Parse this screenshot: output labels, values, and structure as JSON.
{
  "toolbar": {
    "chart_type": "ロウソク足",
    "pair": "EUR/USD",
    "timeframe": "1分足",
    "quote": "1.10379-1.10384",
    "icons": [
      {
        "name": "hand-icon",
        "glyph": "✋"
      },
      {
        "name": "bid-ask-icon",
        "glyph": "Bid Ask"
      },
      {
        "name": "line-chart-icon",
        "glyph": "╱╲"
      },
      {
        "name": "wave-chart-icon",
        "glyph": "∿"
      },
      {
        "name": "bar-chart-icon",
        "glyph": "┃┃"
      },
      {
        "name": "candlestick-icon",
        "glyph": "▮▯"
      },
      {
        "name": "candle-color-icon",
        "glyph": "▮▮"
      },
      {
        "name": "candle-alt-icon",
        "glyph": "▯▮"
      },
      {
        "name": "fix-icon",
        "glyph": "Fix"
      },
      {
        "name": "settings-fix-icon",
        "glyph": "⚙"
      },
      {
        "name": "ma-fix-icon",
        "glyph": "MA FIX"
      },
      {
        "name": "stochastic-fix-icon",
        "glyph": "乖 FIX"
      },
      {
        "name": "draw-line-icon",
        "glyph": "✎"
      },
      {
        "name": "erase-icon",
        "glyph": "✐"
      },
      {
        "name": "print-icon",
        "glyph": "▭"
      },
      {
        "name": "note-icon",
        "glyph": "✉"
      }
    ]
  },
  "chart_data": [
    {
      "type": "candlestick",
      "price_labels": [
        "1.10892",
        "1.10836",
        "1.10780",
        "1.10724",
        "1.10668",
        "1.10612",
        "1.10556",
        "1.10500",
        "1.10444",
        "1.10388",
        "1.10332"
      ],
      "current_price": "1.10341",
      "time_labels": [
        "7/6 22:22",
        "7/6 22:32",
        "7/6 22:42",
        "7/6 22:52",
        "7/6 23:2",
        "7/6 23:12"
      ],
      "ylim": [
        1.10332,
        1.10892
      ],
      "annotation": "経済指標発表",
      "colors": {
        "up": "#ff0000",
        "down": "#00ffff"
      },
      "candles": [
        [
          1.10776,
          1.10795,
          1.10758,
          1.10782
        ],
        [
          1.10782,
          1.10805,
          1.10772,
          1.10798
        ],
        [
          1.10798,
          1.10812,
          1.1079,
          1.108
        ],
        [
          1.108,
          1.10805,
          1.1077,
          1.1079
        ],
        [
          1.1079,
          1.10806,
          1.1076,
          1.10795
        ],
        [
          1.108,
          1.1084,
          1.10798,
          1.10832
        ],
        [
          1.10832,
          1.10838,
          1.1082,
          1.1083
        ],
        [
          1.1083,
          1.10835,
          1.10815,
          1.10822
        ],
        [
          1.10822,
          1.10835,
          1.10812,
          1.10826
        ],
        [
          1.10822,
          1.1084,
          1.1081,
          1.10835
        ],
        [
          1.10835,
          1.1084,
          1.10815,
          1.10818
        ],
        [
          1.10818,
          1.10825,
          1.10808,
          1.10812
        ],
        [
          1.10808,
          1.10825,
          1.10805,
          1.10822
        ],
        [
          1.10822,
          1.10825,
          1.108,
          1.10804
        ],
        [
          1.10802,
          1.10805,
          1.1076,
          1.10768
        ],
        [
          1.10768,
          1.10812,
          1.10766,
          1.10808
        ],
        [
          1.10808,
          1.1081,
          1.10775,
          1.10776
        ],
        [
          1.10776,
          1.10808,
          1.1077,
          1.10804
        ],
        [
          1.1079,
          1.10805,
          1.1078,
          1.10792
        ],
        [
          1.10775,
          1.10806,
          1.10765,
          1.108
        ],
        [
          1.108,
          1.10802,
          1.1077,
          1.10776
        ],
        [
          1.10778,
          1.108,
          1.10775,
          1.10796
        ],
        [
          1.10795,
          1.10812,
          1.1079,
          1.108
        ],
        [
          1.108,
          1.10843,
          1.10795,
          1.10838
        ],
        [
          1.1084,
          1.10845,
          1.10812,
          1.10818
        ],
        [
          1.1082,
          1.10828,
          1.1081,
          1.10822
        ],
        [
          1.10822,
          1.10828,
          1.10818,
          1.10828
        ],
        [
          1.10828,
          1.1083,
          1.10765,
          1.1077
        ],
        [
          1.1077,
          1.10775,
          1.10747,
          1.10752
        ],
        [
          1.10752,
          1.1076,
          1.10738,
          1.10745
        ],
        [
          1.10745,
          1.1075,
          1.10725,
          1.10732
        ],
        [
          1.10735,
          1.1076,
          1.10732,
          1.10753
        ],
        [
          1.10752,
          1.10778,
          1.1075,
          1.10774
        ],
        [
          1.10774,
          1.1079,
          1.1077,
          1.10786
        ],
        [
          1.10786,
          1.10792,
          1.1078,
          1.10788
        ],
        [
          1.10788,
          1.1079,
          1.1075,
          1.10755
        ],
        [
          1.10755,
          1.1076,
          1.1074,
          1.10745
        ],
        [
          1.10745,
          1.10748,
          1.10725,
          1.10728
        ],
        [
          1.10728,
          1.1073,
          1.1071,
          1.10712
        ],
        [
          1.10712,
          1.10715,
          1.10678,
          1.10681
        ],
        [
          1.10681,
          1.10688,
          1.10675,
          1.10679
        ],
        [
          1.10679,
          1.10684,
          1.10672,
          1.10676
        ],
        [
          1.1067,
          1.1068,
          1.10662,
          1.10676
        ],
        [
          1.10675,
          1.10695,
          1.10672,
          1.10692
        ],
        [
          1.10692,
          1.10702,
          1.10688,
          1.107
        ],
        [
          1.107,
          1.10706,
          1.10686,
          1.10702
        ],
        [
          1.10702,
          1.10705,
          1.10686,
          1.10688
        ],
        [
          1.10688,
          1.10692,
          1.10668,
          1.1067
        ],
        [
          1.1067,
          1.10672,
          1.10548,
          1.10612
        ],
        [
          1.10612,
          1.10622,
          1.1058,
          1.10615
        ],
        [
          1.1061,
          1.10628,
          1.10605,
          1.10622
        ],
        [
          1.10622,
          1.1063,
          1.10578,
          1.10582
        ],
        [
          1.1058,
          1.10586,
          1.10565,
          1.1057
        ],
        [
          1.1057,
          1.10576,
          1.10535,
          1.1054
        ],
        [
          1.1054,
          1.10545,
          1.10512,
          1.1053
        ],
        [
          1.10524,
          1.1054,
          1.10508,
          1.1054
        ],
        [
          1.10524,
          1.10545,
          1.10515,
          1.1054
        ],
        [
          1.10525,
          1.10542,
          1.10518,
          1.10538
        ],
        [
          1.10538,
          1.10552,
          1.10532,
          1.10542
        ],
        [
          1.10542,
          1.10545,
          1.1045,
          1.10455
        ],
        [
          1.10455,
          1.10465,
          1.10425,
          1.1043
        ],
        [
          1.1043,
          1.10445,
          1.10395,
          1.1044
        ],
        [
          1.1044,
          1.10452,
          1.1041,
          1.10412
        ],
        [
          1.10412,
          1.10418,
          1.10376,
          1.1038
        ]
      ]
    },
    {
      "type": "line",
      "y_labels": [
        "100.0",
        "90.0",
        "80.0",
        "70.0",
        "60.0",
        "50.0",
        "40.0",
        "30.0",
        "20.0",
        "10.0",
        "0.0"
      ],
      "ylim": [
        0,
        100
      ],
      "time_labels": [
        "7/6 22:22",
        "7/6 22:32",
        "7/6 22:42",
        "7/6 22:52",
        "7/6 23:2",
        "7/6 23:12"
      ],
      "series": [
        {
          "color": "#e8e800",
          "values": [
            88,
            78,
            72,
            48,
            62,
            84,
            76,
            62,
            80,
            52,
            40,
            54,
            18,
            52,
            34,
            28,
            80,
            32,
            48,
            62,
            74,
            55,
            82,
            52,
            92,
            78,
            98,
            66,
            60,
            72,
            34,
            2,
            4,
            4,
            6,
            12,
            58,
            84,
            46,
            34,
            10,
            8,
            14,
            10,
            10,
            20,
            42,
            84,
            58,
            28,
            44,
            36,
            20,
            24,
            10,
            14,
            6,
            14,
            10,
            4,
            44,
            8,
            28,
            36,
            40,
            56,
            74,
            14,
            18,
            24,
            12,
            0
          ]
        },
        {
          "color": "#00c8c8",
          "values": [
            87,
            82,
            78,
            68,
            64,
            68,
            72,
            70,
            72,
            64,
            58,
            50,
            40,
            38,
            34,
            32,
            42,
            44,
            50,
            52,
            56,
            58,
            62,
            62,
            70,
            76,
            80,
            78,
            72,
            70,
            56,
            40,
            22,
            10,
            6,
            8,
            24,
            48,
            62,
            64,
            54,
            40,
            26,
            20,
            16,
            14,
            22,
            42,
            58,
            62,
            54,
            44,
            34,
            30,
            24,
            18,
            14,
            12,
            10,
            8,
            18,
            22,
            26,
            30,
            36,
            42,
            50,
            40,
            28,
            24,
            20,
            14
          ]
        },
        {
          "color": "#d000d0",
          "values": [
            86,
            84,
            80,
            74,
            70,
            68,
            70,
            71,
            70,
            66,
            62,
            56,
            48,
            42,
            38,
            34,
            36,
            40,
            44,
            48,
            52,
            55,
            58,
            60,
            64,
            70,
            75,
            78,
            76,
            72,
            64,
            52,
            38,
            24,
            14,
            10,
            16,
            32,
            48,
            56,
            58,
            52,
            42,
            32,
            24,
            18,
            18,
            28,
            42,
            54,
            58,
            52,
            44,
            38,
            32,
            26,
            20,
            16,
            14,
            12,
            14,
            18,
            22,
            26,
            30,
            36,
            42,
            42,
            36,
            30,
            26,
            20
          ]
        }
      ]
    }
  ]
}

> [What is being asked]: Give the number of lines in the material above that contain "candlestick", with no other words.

> [Your response]: 2